To deal with global warming progressively requires commitment to progressive values: fairness, opportunity, and honesty. Fairness means that those who have benefited the most from our pollution-based economy bear the greatest responsibility in building a clean energy economy. Opportunity means giving those who have benefited the least hope for a better tomorrow. Honesty means bridging the divide between political reality and actual reality.
In reality, moving to a green economy is necessary to save the planet.
The window for directing this nation on a sustainable path is rapidly closing. The disintegration of the global thermostat –- the Arctic ice cap, the world’s glaciers, the Antarctic ice shelves –- is accelerating. Wide swaths of the world, from Australia to Texas, are in droughts that may be the beginning of permanent desertification. Sea level rise is accelerating. The acidifying oceans are absorbing less carbon dioxide. Increasingly powerful forest fires not only destroy ecosystems but emit stored carbon. Even if global pollution goes down tomorrow, weather disasters, heat waves, hurricanes, floods, the oceans themselves will continue to rise for decades. Global boiling is destroying Tuvalu and the polar bear — and it’s also already struck New Orleans and Cedar Rapids.
Weather disasters are the al Qaeda of climate change. The September 11th attacks cost this nation $80 billion and thousands of lives. This nation woke up to the threat of international terrorism, fueled in part by the global dependence on Middle East oil. Hurricane Katrina cost this nation $80 billion and thousands of lives (and displaced a million). We haven’t woken up.
Building a green economy takes a trillion-dollar shift in resources that has the potential to radically reform the power structure in the United States. A green economy involves moving from capital-intensive energy to labor-intensive energy — instead of McMansions heated by giant power plants financed by the Bank of America, it’s homes greened by insulators and solar panel installers, linked on a smart grid. By making work pay instead of pollution, the economy will thrive but established interests will be forced to change.
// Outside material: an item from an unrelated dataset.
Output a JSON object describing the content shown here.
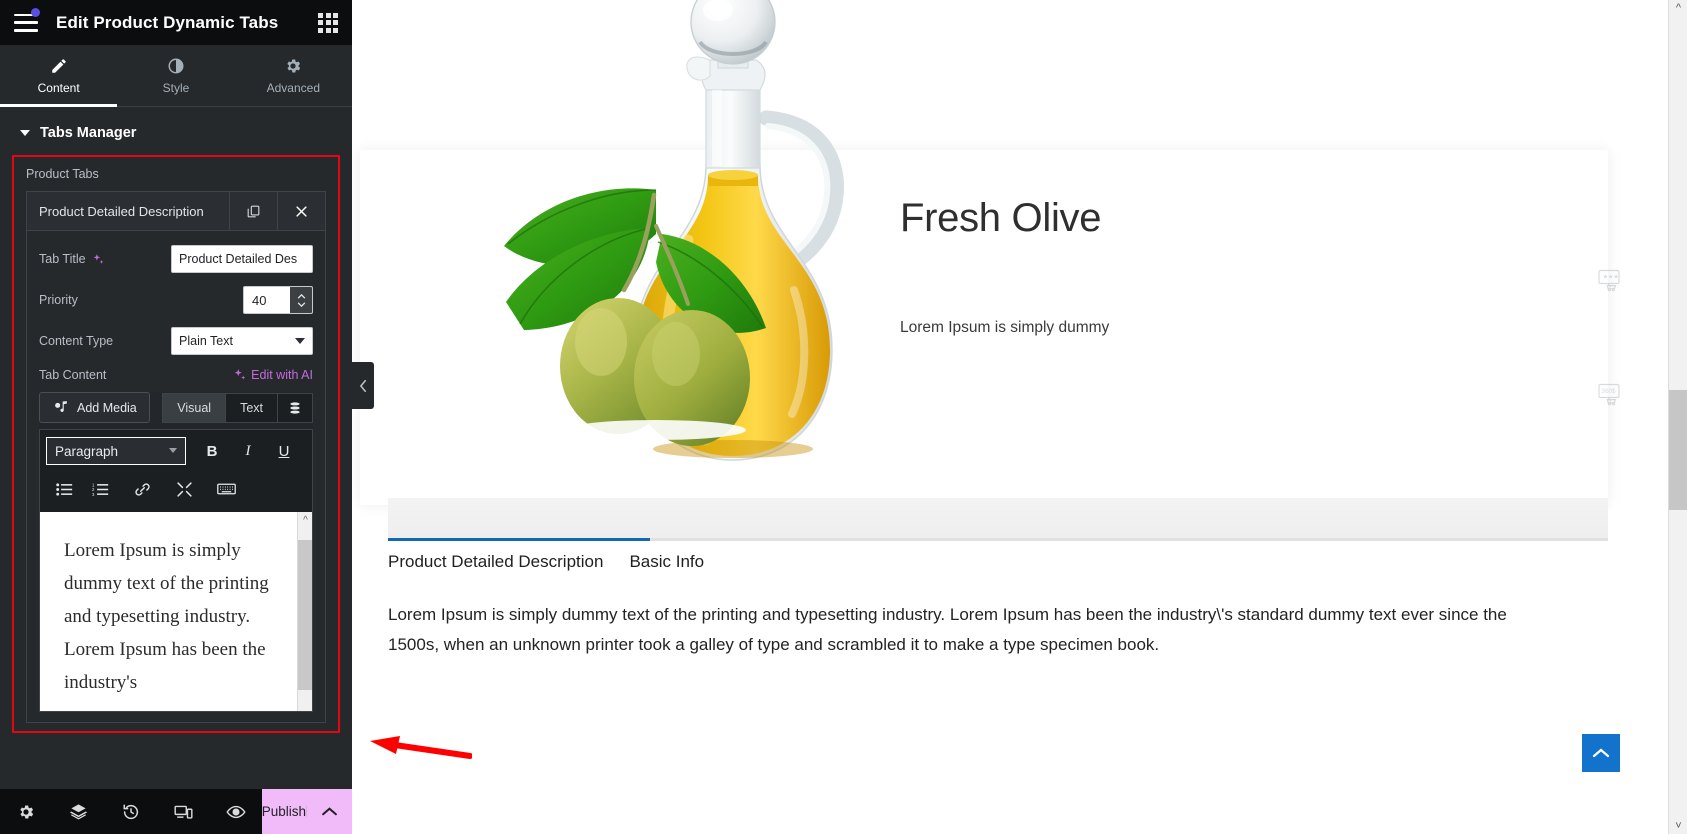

Like health care and labor reform, limiting carbon pollution threatens the corrupt business model of the corporate right. So there are 2000 full-time corporate lobbyists, and multimillion-dollar campaigns — run by ACCCE (coal interests), ASWF (right-wing financiers), AFP (pollution industry), COC (corporate right), and NAM (heavy industry) — with one message: we can’t afford change.
In reality, they’re the only ones who can afford the status quo — energy costs and polluter profits rising, oil drilling and oil dependence rising, greenhouse emissions and climate disasters rising, poverty and inequity rising, wages and jobs and health declining.
So for those who fear that we can’t afford change, yes we can. And we must.